- Task statement -
Search the data for the word "content" and copy out every line that has it.

Dataset rows describing interfaces
········
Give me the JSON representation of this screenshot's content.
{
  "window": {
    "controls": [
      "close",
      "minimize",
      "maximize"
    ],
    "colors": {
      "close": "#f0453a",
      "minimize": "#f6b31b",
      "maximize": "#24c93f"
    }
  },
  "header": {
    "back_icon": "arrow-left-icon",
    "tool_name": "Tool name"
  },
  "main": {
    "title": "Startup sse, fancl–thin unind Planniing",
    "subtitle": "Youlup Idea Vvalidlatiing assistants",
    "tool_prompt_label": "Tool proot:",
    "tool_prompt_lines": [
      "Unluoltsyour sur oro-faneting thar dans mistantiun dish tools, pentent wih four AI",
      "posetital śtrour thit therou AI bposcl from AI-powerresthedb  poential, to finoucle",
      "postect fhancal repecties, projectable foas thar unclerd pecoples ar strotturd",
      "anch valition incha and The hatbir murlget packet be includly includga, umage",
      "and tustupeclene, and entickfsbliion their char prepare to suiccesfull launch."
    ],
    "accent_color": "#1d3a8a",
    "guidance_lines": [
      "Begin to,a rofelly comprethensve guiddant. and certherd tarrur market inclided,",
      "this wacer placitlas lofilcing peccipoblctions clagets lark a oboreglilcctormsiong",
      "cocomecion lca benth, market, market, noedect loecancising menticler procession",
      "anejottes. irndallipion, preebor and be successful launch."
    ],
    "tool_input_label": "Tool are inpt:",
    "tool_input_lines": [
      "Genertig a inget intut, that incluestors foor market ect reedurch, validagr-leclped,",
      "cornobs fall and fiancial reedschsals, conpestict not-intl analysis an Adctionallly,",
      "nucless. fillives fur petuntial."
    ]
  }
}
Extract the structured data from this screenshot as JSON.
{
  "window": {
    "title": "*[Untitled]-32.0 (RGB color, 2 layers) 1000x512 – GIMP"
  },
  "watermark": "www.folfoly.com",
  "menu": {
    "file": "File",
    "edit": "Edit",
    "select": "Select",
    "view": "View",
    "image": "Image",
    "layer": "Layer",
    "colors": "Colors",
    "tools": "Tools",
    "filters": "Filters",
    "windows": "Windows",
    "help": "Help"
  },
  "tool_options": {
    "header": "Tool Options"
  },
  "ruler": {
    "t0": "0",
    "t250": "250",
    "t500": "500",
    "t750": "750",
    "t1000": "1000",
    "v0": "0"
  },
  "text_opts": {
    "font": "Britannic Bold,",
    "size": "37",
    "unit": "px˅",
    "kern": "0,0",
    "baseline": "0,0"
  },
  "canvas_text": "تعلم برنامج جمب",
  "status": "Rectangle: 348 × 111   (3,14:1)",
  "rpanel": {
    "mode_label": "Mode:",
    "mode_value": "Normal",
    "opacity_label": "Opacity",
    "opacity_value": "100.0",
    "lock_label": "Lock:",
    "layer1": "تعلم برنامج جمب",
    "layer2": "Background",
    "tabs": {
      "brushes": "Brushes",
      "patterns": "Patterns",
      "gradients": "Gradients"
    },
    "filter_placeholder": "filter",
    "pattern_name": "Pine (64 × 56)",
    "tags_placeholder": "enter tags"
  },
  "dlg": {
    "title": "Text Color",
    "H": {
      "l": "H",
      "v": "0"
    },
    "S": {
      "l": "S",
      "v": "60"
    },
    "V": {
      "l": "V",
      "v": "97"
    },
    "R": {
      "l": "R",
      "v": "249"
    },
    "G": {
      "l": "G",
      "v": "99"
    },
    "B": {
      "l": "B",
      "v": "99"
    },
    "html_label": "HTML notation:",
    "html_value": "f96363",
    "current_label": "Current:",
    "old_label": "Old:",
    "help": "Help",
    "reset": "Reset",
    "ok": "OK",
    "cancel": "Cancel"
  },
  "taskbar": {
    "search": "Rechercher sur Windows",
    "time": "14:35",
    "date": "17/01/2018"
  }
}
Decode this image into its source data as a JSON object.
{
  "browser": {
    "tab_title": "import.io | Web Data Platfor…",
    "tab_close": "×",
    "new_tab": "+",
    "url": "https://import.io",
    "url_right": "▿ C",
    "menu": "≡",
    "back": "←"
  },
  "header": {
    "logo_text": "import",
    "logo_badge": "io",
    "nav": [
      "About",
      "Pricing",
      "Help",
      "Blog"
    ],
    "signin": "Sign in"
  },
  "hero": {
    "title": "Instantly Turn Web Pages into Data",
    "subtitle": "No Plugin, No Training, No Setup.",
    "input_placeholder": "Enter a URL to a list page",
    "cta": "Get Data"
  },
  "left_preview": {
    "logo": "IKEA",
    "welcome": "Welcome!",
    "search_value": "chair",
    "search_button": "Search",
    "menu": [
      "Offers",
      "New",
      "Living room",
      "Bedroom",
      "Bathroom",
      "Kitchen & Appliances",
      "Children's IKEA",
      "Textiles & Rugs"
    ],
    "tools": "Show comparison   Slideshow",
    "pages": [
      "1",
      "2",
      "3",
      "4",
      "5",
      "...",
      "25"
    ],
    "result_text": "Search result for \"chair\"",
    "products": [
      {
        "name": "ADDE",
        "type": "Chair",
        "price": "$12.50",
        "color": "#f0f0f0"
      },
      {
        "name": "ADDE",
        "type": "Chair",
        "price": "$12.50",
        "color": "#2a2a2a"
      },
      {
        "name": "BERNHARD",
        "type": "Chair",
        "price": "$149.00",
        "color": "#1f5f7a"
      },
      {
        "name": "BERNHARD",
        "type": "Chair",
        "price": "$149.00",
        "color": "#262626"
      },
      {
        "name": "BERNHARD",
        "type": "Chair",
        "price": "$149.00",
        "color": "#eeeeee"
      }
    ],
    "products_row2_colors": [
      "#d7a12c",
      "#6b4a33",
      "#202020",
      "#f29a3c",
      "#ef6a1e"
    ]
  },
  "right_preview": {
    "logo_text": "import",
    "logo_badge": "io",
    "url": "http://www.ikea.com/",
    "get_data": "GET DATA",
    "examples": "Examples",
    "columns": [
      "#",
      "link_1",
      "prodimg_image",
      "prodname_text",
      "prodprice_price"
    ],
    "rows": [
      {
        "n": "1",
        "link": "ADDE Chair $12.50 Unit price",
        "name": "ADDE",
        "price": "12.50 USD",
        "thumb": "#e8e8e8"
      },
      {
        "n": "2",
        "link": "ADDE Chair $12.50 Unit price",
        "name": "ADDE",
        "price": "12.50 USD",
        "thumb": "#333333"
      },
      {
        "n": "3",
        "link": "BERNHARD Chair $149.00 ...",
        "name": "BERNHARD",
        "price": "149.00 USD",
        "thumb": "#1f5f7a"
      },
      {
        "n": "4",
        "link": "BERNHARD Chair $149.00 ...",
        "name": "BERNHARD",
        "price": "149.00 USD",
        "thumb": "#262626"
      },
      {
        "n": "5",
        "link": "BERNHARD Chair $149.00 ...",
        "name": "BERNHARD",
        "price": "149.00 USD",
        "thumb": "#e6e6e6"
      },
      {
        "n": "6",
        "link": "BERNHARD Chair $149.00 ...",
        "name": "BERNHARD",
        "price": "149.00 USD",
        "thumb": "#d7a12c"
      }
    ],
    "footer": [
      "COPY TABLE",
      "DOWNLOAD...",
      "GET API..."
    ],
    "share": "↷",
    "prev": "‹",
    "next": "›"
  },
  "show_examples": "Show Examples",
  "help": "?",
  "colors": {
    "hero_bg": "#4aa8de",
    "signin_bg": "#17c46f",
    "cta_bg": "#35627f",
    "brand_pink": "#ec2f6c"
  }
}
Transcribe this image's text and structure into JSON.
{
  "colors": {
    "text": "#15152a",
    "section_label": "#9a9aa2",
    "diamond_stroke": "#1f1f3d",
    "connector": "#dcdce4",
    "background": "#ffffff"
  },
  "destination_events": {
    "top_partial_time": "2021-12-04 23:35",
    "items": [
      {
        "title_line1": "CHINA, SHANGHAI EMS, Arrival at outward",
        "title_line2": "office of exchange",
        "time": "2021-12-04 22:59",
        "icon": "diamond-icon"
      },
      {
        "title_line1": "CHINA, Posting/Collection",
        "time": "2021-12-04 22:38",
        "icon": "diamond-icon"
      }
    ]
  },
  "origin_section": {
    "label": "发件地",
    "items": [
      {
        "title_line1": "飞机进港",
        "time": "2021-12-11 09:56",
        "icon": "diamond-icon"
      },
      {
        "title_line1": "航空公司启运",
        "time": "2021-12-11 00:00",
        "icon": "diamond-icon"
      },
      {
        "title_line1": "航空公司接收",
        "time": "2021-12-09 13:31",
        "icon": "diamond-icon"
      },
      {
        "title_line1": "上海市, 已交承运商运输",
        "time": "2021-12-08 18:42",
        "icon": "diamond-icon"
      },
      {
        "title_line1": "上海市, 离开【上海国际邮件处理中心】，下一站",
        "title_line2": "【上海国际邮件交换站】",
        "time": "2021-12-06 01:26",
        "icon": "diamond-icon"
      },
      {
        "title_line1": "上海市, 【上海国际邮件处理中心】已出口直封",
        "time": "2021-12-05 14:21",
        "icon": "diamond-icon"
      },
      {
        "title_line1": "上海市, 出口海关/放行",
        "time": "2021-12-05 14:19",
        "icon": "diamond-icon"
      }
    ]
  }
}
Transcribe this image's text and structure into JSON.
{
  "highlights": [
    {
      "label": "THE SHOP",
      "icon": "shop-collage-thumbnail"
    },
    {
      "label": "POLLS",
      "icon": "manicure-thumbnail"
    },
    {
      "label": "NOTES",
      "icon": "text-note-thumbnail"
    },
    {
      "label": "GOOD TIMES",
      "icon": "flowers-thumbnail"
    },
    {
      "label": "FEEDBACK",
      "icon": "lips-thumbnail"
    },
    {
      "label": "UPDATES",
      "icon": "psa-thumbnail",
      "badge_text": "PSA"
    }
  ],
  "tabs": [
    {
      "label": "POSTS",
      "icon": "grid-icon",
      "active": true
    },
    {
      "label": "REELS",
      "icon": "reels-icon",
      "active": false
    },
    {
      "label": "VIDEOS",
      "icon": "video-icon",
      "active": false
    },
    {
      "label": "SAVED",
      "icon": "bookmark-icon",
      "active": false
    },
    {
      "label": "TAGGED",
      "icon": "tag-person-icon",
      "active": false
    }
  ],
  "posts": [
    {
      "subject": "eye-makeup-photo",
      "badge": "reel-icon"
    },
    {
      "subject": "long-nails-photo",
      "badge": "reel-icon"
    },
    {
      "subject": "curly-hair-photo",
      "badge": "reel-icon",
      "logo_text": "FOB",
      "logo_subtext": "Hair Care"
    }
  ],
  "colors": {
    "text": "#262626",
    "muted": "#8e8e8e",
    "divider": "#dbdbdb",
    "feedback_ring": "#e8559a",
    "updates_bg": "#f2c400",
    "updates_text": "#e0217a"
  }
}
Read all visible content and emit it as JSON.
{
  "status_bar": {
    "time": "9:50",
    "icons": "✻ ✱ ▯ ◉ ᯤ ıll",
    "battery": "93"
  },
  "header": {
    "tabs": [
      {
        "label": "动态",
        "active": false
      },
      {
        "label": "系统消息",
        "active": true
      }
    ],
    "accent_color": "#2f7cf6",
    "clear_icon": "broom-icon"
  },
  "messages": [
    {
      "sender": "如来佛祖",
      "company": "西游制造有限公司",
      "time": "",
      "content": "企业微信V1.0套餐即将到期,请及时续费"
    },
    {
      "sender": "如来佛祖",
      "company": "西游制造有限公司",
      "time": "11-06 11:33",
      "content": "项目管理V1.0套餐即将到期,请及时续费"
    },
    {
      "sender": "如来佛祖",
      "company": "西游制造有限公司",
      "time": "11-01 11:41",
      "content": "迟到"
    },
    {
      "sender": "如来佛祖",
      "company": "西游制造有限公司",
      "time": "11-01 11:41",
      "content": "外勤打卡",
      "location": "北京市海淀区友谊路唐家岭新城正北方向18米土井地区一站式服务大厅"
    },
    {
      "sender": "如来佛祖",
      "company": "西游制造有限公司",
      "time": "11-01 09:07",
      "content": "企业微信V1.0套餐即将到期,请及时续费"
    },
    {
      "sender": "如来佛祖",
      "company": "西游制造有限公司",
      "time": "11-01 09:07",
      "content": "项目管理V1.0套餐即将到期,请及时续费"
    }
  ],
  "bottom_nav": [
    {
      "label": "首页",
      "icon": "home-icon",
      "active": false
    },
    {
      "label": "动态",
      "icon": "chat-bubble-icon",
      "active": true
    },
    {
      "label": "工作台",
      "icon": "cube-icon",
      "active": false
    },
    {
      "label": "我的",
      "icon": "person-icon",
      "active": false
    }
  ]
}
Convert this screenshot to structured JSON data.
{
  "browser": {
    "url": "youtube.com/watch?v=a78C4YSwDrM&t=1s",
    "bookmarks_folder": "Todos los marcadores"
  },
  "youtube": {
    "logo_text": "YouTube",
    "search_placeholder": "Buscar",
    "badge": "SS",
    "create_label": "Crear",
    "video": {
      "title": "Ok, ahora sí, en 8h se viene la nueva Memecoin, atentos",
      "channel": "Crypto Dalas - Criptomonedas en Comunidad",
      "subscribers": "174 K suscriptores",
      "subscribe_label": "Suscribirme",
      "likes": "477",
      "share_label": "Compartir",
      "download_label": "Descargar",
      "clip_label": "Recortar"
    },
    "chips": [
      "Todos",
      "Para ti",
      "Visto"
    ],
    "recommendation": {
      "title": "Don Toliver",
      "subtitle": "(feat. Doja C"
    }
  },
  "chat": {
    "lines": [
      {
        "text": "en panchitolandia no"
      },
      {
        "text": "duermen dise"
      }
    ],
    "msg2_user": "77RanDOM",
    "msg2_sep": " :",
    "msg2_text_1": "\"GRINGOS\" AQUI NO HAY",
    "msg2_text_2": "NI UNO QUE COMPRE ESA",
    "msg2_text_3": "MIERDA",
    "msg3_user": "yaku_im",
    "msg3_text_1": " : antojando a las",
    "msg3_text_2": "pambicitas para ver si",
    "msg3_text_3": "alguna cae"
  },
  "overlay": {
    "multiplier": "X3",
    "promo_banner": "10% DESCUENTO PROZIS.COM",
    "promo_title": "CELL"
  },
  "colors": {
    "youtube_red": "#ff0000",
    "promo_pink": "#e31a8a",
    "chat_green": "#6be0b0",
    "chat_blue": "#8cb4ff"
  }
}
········
- Reply to the exercise -
Give me the JSON representation of this screenshot's content.
Read all visible content and emit it as JSON.
      "content": "企业微信V1.0套餐即将到期,请及时续费"
      "content": "项目管理V1.0套餐即将到期,请及时续费"
      "content": "迟到"
      "content": "外勤打卡",
      "content": "企业微信V1.0套餐即将到期,请及时续费"
      "content": "项目管理V1.0套餐即将到期,请及时续费"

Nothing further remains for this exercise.